WORK REQUIRED: Report back the lines in this listing that carry the string "Prazo".

§

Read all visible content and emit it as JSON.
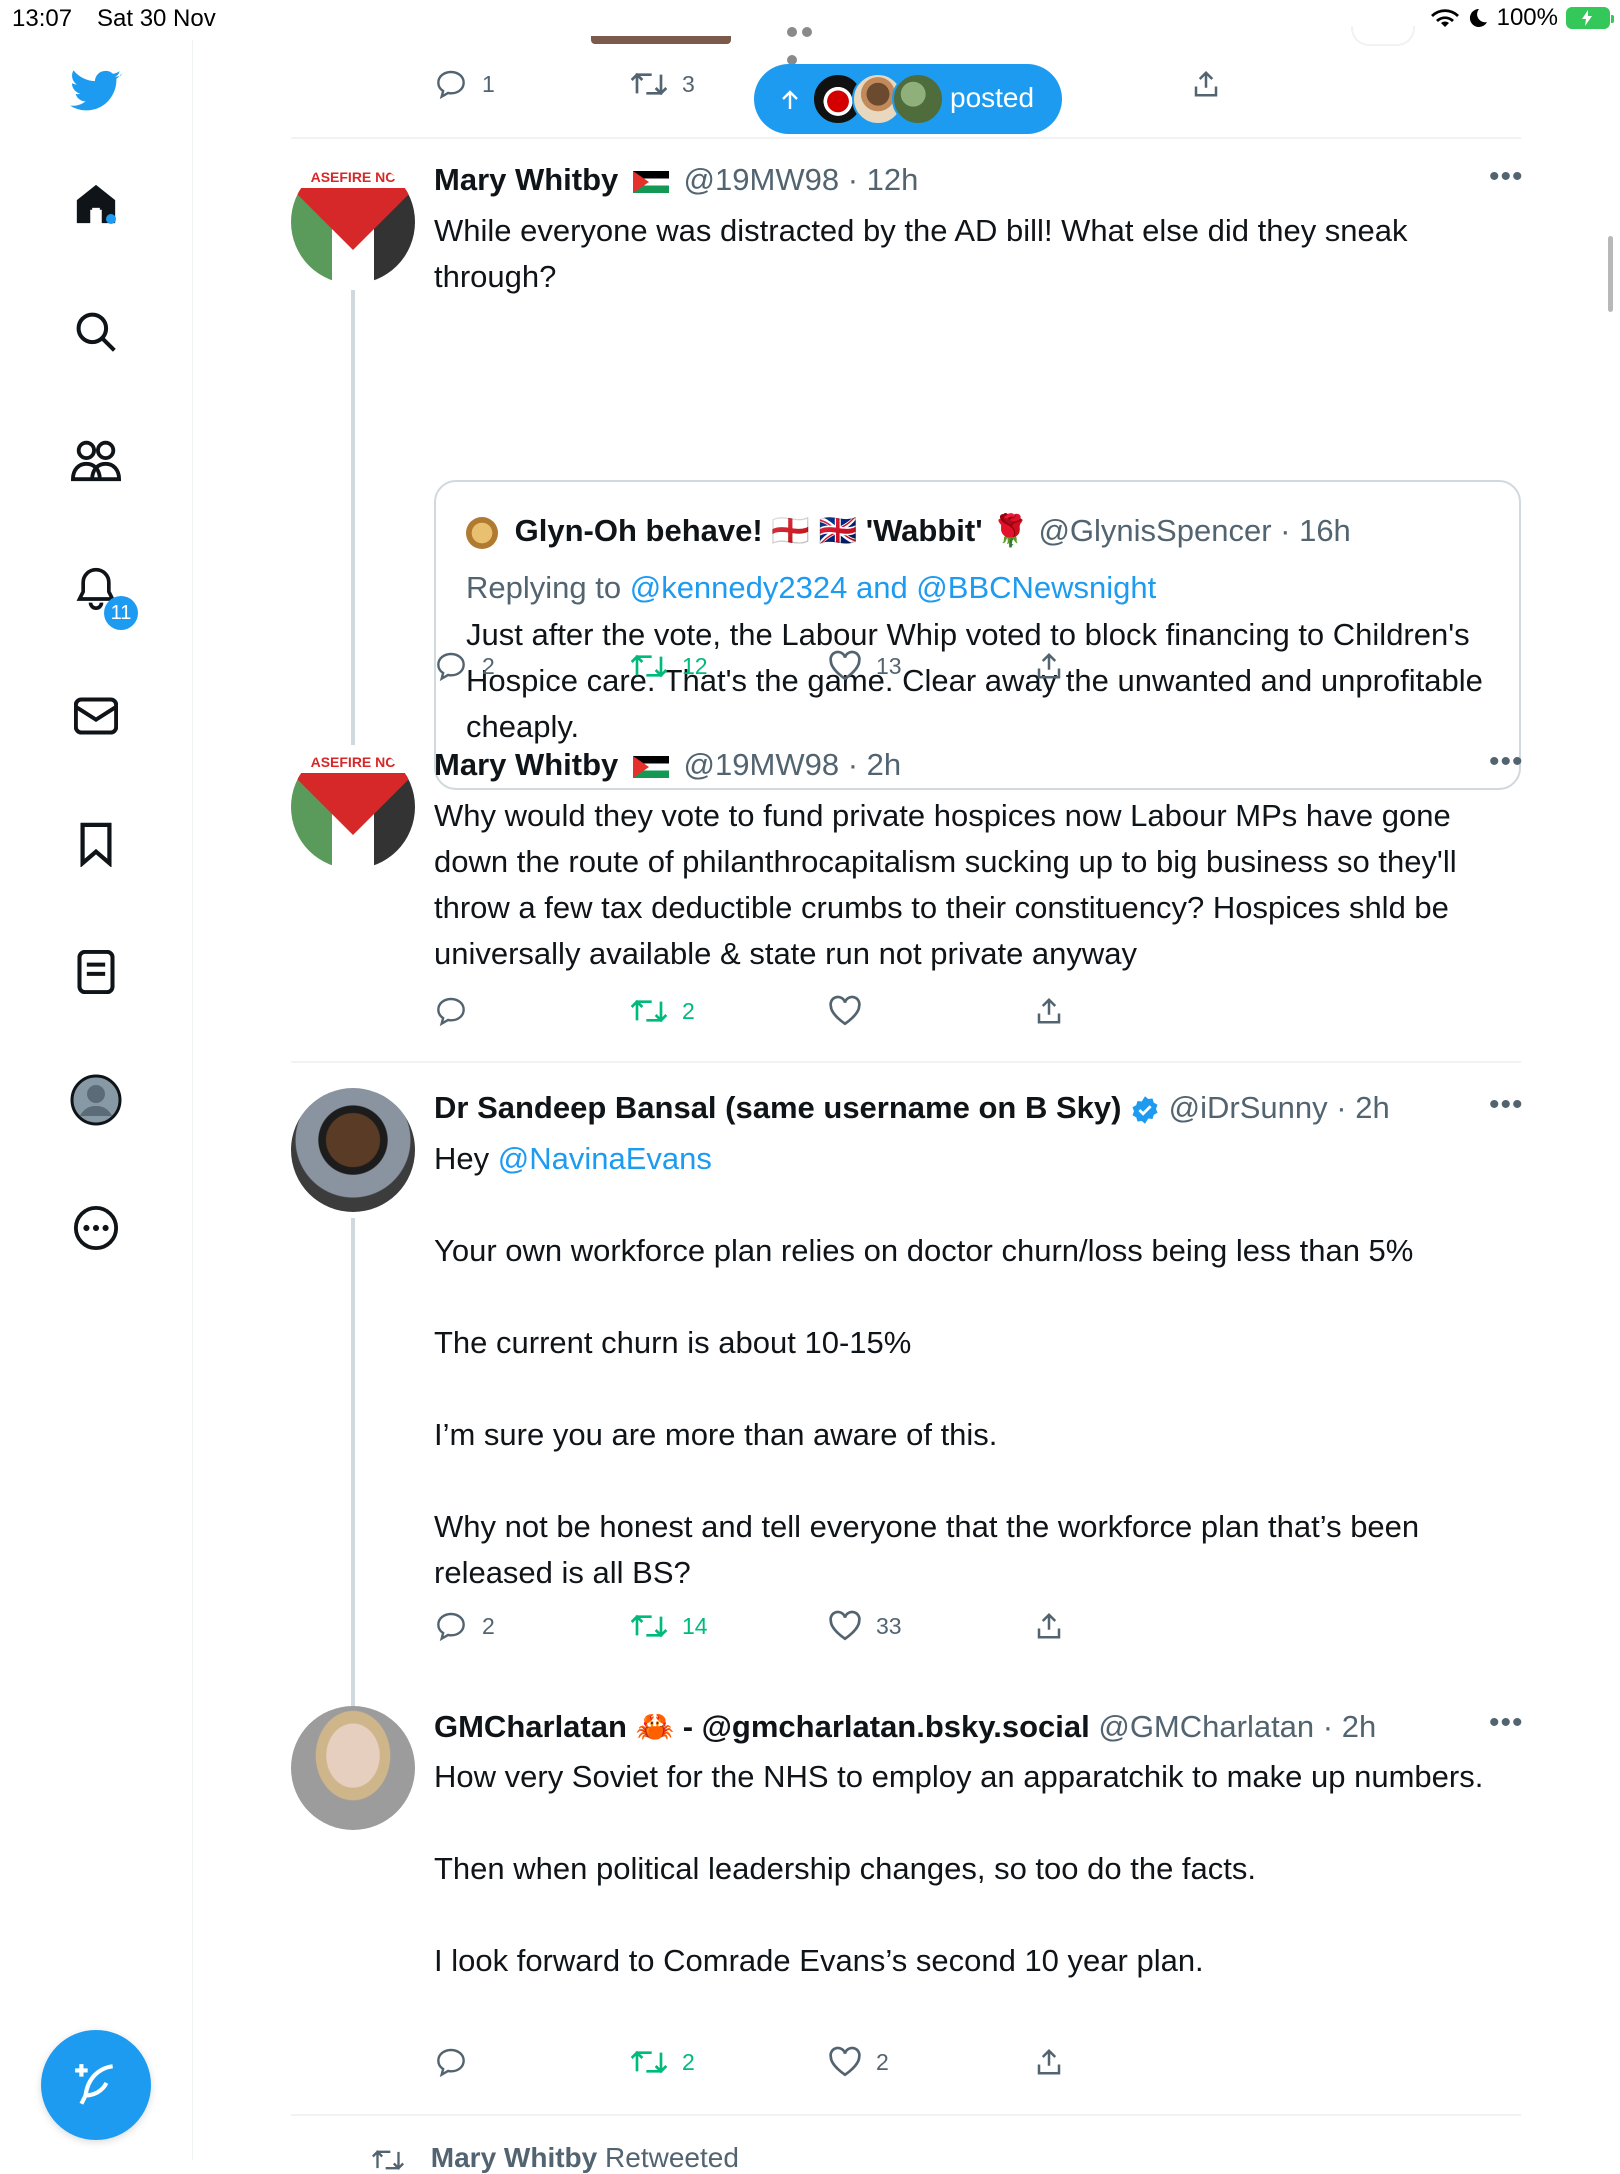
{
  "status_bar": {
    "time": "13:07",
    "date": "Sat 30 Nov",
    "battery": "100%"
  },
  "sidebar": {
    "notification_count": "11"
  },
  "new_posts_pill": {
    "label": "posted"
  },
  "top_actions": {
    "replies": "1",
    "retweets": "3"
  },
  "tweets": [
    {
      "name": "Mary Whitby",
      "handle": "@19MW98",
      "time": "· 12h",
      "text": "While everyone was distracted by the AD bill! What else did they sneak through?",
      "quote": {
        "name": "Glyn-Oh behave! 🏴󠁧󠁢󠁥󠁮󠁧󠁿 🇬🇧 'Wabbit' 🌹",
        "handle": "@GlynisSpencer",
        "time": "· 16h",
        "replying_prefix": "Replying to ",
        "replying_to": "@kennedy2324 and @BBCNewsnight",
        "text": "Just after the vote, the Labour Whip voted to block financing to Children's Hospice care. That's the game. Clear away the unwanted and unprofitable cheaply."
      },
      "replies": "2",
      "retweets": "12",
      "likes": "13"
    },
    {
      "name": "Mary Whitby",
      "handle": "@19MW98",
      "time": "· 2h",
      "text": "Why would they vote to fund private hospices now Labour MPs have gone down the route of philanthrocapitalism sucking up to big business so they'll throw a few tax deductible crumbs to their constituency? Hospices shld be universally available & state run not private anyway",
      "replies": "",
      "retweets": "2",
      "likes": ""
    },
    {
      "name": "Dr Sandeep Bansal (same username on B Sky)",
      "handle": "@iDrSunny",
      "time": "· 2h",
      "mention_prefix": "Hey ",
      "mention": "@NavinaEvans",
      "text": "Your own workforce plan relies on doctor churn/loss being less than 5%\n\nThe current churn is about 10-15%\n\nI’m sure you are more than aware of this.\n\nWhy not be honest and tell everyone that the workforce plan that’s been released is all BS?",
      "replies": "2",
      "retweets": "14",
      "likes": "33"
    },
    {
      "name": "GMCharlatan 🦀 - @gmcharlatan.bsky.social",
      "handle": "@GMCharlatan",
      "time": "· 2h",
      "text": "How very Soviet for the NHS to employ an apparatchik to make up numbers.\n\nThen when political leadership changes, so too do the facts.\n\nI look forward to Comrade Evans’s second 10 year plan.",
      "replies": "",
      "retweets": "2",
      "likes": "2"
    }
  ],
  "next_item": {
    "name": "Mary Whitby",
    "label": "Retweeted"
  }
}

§

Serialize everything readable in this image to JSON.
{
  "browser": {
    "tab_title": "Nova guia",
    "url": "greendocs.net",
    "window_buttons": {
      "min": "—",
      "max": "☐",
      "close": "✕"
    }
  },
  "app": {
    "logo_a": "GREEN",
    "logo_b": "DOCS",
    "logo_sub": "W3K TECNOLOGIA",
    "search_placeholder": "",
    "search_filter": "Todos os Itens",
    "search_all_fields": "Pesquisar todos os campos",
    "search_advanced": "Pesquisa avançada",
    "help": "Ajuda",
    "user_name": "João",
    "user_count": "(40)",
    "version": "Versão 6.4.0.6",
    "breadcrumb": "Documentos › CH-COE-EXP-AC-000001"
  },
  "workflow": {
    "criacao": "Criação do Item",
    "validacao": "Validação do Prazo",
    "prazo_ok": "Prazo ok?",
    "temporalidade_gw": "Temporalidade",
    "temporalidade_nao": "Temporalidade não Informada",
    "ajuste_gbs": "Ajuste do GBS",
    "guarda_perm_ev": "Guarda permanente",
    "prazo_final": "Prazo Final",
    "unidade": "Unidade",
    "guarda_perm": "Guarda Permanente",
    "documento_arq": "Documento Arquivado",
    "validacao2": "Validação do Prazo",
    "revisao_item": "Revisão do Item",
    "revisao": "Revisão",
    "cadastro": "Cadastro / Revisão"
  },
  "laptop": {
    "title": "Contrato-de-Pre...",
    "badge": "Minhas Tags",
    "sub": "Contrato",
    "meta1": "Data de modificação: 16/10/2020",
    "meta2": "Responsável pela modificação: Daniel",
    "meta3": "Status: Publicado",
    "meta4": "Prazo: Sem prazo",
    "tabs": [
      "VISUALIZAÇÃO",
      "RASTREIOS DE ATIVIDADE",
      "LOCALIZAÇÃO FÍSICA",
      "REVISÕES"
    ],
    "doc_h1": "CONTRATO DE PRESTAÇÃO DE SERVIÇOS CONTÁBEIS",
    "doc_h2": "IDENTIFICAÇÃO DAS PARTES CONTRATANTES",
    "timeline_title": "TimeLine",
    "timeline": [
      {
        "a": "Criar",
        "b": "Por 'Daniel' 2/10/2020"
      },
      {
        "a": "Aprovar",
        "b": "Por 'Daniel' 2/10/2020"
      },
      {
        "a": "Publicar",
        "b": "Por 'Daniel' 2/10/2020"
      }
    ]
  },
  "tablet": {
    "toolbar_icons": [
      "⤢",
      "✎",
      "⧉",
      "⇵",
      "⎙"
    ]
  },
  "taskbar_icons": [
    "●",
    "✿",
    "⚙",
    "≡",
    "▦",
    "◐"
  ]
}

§

ANSWER:
    "validacao": "Validação do Prazo",
    "prazo_ok": "Prazo ok?",
    "prazo_final": "Prazo Final",
    "validacao2": "Validação do Prazo",
    "meta4": "Prazo: Sem prazo",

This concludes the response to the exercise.